> TASK OBJECTIVE
Write out every line below that includes the word "mission".

━━ EXCERPTED DATA ━━

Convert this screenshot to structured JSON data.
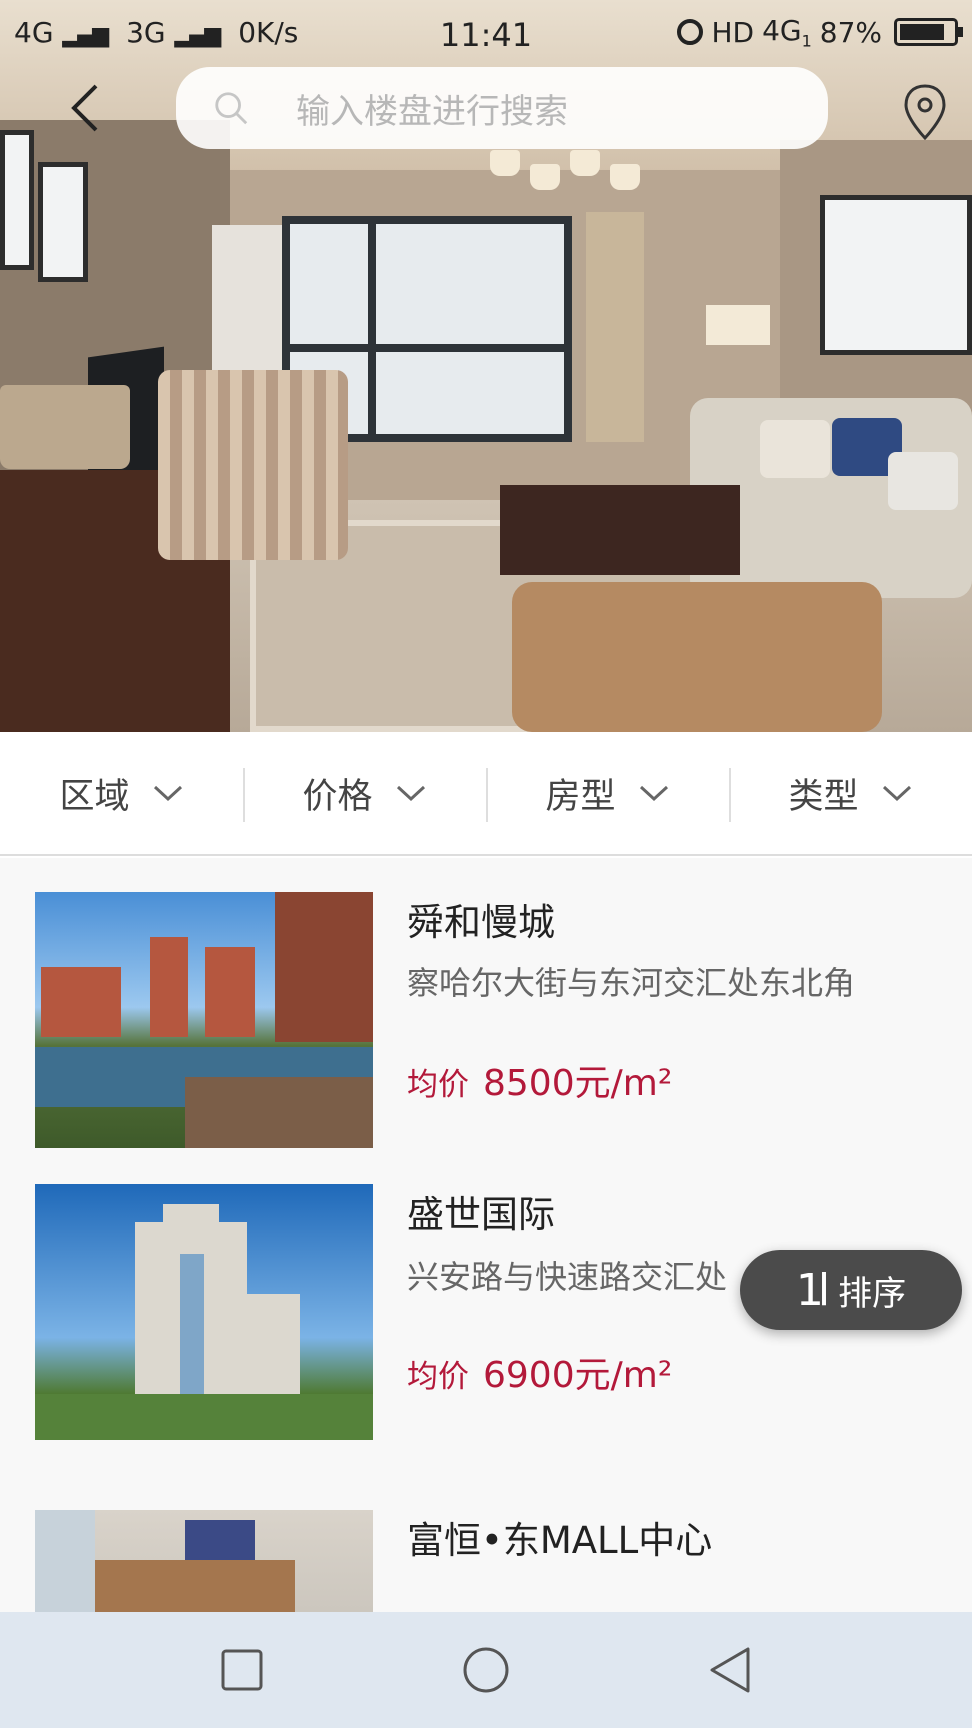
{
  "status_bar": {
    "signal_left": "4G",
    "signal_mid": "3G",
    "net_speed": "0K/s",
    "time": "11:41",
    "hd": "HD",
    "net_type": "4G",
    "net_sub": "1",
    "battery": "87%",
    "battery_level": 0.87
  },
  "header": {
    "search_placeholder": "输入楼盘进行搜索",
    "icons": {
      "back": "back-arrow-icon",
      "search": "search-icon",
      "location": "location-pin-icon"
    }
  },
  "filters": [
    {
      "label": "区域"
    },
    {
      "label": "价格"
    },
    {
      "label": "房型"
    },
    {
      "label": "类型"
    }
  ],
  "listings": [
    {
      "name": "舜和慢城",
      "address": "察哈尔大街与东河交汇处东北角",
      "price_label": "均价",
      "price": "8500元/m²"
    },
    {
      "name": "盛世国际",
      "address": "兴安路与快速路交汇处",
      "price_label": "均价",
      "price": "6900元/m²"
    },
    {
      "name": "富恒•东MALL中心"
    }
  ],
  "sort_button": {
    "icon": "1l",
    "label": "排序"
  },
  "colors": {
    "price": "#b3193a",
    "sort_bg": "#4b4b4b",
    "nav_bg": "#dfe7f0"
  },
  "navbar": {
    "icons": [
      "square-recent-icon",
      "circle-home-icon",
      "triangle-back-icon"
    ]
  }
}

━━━
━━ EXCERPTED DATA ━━

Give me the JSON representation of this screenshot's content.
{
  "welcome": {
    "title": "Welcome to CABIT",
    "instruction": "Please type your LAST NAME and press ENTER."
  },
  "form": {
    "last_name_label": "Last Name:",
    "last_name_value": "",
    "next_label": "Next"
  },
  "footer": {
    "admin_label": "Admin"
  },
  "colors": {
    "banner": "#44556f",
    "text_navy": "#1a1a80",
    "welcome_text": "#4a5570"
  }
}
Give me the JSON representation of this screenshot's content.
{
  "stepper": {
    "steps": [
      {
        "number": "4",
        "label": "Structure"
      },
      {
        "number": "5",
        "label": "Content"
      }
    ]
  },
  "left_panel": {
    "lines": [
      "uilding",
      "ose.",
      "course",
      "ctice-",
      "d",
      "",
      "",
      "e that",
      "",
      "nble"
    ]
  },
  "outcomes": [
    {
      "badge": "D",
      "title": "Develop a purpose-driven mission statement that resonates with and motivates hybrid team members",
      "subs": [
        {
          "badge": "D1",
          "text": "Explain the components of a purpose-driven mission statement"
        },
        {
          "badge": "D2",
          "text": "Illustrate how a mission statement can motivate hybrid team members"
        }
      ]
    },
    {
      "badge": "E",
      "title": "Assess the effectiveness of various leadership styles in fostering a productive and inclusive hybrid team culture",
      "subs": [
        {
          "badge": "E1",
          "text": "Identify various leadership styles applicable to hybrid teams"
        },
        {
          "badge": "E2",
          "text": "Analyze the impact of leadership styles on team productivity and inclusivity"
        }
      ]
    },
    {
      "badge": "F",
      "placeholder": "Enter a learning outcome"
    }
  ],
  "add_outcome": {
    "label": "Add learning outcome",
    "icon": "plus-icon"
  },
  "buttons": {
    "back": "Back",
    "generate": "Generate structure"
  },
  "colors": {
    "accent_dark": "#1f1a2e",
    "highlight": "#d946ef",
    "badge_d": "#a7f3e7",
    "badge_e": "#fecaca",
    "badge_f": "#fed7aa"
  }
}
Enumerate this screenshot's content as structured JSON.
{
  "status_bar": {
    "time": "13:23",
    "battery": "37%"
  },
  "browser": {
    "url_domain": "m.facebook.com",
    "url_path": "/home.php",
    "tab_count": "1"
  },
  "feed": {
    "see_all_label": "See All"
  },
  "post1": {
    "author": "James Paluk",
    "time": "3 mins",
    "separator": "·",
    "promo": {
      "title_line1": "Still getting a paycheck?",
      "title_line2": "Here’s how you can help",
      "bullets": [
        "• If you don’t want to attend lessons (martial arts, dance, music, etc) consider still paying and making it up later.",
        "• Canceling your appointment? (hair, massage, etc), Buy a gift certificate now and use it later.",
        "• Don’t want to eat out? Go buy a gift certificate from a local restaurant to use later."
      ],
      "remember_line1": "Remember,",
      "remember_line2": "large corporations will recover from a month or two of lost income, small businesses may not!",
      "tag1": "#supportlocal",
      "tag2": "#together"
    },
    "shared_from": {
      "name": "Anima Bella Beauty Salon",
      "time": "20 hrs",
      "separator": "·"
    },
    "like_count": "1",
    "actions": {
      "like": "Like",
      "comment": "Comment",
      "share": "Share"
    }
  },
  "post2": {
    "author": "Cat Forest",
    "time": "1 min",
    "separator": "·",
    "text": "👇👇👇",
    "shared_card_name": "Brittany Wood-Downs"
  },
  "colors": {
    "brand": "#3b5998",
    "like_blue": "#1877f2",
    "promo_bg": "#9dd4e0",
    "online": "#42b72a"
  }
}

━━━

> WRITTEN RESPONSE
      "title": "Develop a purpose-driven mission statement that resonates with and motivates hybrid team members",
          "text": "Explain the components of a purpose-driven mission statement"
          "text": "Illustrate how a mission statement can motivate hybrid team members"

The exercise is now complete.